Resolver releases data today on the number of people who made complaints in the last year – and the figures are breathtaking. Over two million complaints were raised by people using our website to get an issue sorted out, as we moved from the last days of PPI to the pandemic.
We get used to hearing big numbers all the time in the media but let that sink in for a moment. Two million complaints. It’s really important to remember that behind the trends and themes, our data represents millions of individual stories, situations and scenarios that have led people to Resolver to seek help.
Our annual data covers more than 100 different products and services covering across the UK economy. The big numbers are fascinating, the increases and decreases alone tell lots of stories about what’s driving people to distraction on a daily basis. I’ll be looking at some of the themes and surprises in my blog later in the week.
Resolver’s annual data covers the last financial year, running right up to the depths of the lockdown in April. Yet many of the issues that affected our lives in 2019/20 seem like distant memories. Remember PPI complaints? Or how concerns about Brexit rocked the economy?
In 2019 we began to see patterns in our data week-on-week. The reduction in complaints in a sector is often related to a decrease in usage of a service. For instance, we can see a decrease in complaints about high street shopping, this reflects the shift in how we buy things and the unprecedented rate of closure of shops. We noticed reductions in rates of complaint about things like restaurants, in line with nationally collated data demonstrating that the nation was tightening its belt and going out less. Elsewhere we could see the impact of underlying financial concerns more starkly with complaints relating to credit products and the payment of bills bubbled up ominously.
Yet there were signs of hope for the economy as it was clear some consumers were still prepared to spend. With travel, online shopping and package delivery complaints hitting record levels. Clearly people across the UK were treating themselves where they could – and that certainly helped the economic outlook.
Flash forward to February and the seriousness of the Covid-19 pandemic was becoming apparent. Then, almost overnight it seemed, the world changed. We learned about furloughing, social distancing and lockdowns. There was a period of weeks where we saw the nation go into a phase we have termed, ‘survival anxiety’. The enormity of what was happening made people pause and this was reflected in our complaint volumes.
And then in March it was time to take action.

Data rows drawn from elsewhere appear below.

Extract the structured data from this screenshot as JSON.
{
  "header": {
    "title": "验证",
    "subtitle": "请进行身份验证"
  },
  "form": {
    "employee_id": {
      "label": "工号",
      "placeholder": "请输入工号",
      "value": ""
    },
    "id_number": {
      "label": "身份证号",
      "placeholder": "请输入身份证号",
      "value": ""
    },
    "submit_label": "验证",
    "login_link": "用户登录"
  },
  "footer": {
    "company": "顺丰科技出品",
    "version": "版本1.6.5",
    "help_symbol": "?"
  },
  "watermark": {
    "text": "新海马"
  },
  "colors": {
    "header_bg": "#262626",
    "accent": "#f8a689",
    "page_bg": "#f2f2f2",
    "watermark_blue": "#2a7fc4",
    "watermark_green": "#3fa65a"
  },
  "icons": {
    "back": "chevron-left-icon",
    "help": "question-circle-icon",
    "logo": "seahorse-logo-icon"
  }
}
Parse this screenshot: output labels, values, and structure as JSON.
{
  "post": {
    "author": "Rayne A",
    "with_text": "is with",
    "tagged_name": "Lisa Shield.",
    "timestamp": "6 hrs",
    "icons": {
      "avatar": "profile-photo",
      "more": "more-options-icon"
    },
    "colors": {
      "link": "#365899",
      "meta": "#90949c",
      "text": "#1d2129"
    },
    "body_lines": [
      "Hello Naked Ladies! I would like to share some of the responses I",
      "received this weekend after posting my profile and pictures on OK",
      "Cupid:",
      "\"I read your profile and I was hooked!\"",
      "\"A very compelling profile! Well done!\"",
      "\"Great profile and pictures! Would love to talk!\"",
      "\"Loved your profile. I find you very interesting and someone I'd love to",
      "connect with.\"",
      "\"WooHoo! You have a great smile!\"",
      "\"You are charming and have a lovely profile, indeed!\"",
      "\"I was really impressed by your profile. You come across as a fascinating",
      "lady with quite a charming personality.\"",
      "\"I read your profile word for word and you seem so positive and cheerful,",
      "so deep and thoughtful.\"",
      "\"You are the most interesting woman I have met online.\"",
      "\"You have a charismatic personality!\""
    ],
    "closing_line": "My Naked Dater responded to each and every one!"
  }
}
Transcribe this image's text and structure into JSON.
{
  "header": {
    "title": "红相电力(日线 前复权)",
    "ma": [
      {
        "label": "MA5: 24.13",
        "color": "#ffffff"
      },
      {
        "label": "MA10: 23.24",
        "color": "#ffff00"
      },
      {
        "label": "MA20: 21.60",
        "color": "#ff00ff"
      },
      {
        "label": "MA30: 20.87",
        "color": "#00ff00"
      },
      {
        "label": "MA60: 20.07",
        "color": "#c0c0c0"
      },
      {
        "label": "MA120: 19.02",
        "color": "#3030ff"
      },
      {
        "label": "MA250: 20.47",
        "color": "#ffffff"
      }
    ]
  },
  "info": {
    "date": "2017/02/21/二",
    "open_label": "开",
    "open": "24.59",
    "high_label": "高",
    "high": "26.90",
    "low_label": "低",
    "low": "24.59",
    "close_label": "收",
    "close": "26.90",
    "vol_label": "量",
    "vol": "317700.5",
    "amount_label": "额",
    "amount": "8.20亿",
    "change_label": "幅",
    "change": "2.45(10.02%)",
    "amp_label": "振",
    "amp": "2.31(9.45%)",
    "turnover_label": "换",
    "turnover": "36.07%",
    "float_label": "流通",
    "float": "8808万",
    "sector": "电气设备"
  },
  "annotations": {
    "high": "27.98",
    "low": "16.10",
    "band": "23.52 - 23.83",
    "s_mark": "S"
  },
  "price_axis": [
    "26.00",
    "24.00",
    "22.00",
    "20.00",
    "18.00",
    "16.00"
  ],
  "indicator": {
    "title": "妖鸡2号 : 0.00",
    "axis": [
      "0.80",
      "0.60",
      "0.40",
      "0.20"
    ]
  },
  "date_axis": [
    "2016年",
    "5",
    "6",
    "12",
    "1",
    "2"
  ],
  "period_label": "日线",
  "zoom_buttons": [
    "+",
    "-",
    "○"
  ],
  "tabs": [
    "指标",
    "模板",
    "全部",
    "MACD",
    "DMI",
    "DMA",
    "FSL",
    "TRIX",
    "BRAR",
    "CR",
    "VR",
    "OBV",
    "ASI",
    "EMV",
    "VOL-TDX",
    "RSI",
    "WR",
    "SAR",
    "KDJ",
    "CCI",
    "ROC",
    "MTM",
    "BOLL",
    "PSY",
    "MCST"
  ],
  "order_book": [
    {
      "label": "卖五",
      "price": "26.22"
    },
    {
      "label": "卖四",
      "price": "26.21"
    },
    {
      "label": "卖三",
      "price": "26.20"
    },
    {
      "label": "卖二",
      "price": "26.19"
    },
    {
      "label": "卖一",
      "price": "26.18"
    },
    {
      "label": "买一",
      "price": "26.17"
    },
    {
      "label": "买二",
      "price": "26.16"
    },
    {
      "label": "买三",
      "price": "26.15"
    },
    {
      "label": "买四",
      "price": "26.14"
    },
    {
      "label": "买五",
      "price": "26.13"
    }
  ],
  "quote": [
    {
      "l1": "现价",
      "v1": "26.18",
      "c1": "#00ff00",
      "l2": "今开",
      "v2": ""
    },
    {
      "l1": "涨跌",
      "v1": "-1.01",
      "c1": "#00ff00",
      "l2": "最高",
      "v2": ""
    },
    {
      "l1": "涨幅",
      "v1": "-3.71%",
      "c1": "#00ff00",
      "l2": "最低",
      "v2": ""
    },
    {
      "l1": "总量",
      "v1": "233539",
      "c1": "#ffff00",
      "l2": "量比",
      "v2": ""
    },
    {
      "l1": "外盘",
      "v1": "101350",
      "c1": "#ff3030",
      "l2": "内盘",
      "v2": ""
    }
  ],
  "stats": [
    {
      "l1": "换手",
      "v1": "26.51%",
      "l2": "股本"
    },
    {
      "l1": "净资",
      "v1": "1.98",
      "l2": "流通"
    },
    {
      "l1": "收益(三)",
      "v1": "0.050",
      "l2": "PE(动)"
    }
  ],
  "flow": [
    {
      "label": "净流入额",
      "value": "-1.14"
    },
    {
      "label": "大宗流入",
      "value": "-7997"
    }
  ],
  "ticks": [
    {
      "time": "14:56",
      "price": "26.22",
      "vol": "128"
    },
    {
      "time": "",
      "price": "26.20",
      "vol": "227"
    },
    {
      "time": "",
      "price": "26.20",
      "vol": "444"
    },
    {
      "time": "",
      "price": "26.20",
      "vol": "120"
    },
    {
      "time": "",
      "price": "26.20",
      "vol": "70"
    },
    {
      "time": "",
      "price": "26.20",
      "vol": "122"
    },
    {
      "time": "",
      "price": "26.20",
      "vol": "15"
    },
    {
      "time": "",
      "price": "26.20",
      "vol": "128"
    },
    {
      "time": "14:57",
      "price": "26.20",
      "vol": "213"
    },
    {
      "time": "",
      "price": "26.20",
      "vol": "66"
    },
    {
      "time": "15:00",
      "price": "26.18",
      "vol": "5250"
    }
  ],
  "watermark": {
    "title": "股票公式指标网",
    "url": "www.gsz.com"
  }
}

Millions of people turned to Government and companies’ helplines, often waiting hours to get through, only for computer systems to fail, and getting the right and clear information and advice became challenging.
This meant Resolver had to fundamentally change and adapt too. We offered free assistance to businesses to help them prioritise their most vulnerable customers and provided customers with the very best way to contact a company during the crisis. We also advised on when it might not be right to contact a company, with so many urgent complaints and businesses struggling to cope with demand, we were determined to play our part responsibly. I believe it was vitally important that everything we said publicly, from our tips on TV to the guides we published, encouraged people to behave responsibly and to compromise where appropriate to support businesses trying to do the right thing.
These challenging times mean that there will inevitably be a dip in some aspects of the service a business can provide, no matter how hard they try. The sheer number of people getting on the phone and going online will overwhelm the existing frameworks set up to help people sort out problems. I believe that the public has been pretty patient, all things considered. But as lockdown has lengthened there has been a clear shift in the public mood – and that’s reflected in the big and sustained rise in complaint volumes over the weeks.
So, as Resolver publishes a look back on a turbulent and unprecedented year, it’s important to remember that our data is as much a social commentary as it is about the lessons businesses need to learn from their customers. And as we re-emerge into a post-lockdown world, there’s a real opportunity to fundamentally change things for the better by understanding what people want and need.